Often, it is necessary to seek healing elsewhere, such as in the Church. This is why awareness-raising remains an important work every day because changing mentalities or purifying a culture is not easy.
What are the future plans for the Benito Menni Mental Health Centre and how do you hope it will continue to grow and help the community?
We are interested in several projects, for example, the construction of Betania to welcome street patients before their family reintegration. It is always difficult for us to move from the street to the family without an intermediate reception structure to facilitate this transition. However, due to financial issues, the project is still on hold.
Even so, we try not to give up, we continue to carry out the project of rehabilitation and reintegration of patients.
I would like to emphasise that the rehabilitation project for our street sick brothers and sisters is being carried out by the hospital laity, other collaborators and Sisters, which gives hope for continuity and is supported by the Benito Menni Foundation.
What advice or messages of hope do you have for people facing mental health challenges around the world?
A message of hope.
To my brothers and sisters suffering from mental illness, I sympathise with the pain of your health condition. However, I sympathise even more when our societies treat you with less dignity. The yoke of illness that you bear is heavy, and this is compounded by devaluation, rejection and indignity.
Yet, believe in our closeness, our prayers and our willingness to offer you some encouragement through holistic care. Never experience your suffering alone, talk about it with those around you and ask for help. Go to the health centres as soon as possible.
On the other hand, I would like to thank all those who serve and accompany their mentally ill siblings, friends and loved ones. In particular, to the families of the sick, to the mental health providers and to my Sisters Hospitallers.

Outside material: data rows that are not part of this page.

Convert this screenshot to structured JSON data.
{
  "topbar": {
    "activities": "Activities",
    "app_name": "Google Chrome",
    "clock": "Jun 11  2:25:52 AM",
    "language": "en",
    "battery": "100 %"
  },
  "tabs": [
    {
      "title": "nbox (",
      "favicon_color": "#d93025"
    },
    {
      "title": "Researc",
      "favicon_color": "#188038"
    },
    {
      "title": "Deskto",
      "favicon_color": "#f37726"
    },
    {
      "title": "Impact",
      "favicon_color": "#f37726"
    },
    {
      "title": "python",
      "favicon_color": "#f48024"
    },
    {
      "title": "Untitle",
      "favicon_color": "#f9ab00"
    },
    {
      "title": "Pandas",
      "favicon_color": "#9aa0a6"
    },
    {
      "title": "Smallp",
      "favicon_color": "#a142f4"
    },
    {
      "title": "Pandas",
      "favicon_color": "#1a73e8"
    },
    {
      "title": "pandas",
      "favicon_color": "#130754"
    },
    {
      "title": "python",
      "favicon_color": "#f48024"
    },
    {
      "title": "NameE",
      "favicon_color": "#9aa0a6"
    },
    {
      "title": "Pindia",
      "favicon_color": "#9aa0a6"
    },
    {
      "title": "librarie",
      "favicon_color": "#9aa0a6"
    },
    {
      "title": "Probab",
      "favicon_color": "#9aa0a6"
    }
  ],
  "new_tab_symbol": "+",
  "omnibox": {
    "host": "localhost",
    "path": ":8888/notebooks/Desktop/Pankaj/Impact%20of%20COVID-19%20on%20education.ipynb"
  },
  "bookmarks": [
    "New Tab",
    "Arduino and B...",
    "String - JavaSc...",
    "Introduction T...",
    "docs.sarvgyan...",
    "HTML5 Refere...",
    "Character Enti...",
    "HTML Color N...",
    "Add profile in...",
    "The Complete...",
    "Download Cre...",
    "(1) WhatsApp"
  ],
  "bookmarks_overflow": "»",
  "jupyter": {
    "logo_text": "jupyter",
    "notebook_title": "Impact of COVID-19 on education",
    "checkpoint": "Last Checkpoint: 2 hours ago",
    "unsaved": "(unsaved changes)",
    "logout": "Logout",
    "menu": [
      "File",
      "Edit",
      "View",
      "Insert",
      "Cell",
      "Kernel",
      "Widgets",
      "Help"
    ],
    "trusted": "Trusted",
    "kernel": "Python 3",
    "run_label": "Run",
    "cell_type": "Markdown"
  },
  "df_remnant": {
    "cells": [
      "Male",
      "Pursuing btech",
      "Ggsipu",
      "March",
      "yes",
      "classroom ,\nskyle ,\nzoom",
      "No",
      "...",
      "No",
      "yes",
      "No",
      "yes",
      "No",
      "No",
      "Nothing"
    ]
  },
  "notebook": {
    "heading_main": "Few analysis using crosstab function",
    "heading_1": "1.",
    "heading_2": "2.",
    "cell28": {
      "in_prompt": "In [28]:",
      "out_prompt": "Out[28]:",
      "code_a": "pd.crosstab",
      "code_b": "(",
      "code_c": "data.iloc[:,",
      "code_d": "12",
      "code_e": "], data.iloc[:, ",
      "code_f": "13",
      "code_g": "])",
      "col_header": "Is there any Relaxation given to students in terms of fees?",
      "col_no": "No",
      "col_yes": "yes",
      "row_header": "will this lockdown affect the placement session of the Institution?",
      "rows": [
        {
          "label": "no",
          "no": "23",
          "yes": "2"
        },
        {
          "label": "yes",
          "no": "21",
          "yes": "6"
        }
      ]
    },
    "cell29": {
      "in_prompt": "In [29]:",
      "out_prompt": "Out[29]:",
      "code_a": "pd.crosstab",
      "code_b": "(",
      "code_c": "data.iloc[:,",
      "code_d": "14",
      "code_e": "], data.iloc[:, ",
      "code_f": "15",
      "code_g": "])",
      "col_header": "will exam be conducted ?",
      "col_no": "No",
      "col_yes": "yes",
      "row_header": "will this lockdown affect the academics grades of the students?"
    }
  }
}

Thank you for the difficult task that is yours. Fulfil it with joy and dedication. Thank you for not giving up despite the difficulties encountered. Mental illness is not inevitable. Let us try to demystify mental illness in our societies in order to grow in a more scientific understanding, but also, and above all, in proximity to the man who suffers: this Man created in the image and likeness of God who needs us and our help.